Bishop Pierre André Dumas is vice president of the Haitian Bishops' Conference. / Credit: Wikimedia Commons

Rome Newsroom, Feb 20, 2024 / 12:00 pm (CNA).

Bishop Pierre-André Dumas of the Diocese of Anse-à-Veau/Miragoâneis and vice president of the Haitian Bishops’ Conference is reportedly in stable condition after being caught in an explosion in the Haitian capital of Port-au-Prince on Sunday evening. 

communiqué sent out by the Conference of Catholics Bishops of Haiti on Monday announced that Dumas “was affected yesterday evening by an explosion which reached the house where he is accommodated during his stay in Port-au-Prince.” 

The press release noted that the bishop is “stable” but did not provide additional details on the explosion or the bishop’s condition. 

In a sign of solidarity with the bishop and the Church in Haiti, the Bishops Conference of Mexico (CEM), wrote on X: “We join in prayer and solidarity with the Episcopal Conference of Haiti in the face of the suffering of its people and the incident that affected Monsignor Pierre André Dumas.” 

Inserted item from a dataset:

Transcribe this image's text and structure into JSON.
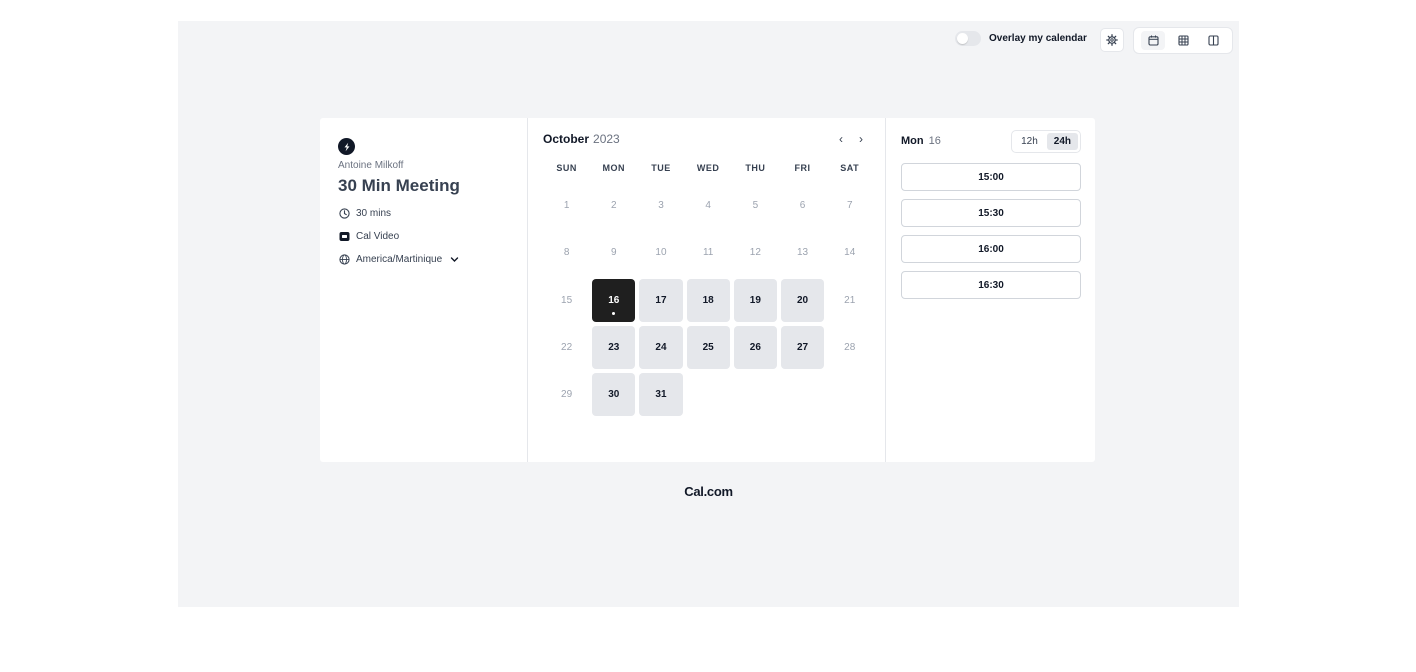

“We are aware of the difficult situation of violence and insecurity that Haiti is suffering. We admire the strength and firmness of the pastors of the Haitian Church who, despite the terrorist acts they have suffered, do not give up in their evangelizing mission,” the CEM’s full press release continued. 

The bishops of Mexico also expressed that they were united ”in the pain of violence” and would pray “that soon there will be a time of peace, justice, and reconciliation for the people of Haiti. Count on our prayers and our commitment to continue working together as a Church for a future of hope.” 

This is the latest incident to hit the Catholic community in the Caribbean island that has been rocked by gang violence, murder, and political instability. 

Nearly a month ago, six Haitian religious sisters of the St. Anne Congregation were abducted in Port-au-Prince and released on Jan. 25 after a week in captivity. 

In the wake of their release, Dumas said that “this traumatic event has once again put our faith to the test, but it remains unshakable.” 

“We cried out to God. He made us strong in our trials and brought our captives back to freedom,” he continued.

Dumas has been vocal in denouncing the widespread violence and “the formalization of banditry in the country,” warning that without concrete action the situation could deteriorate into civil war. 

The acting prime minister, Ariel Henry, assumed leadership of the government on July 20, 2021, following the assassination of President Jovenel Moïse fewer than three weeks earlier.

Henry was faced with a deadline on Feb. 7 to step down from office. However, in a TV address broadcast on the evening of the ultimatum, the de facto Haitian leader said that elections would be held once security in the beleaguered capital was restored, CNN reported

In a report released Monday, a judge in Haiti responsible for investigating Moïse’s assassination indicted Moïse’s widow, Martine Moïse, ex-prime minister Claude Joseph, and the former chief of Haiti’s National Police, Léon Charles, among others, the Associated Press reported.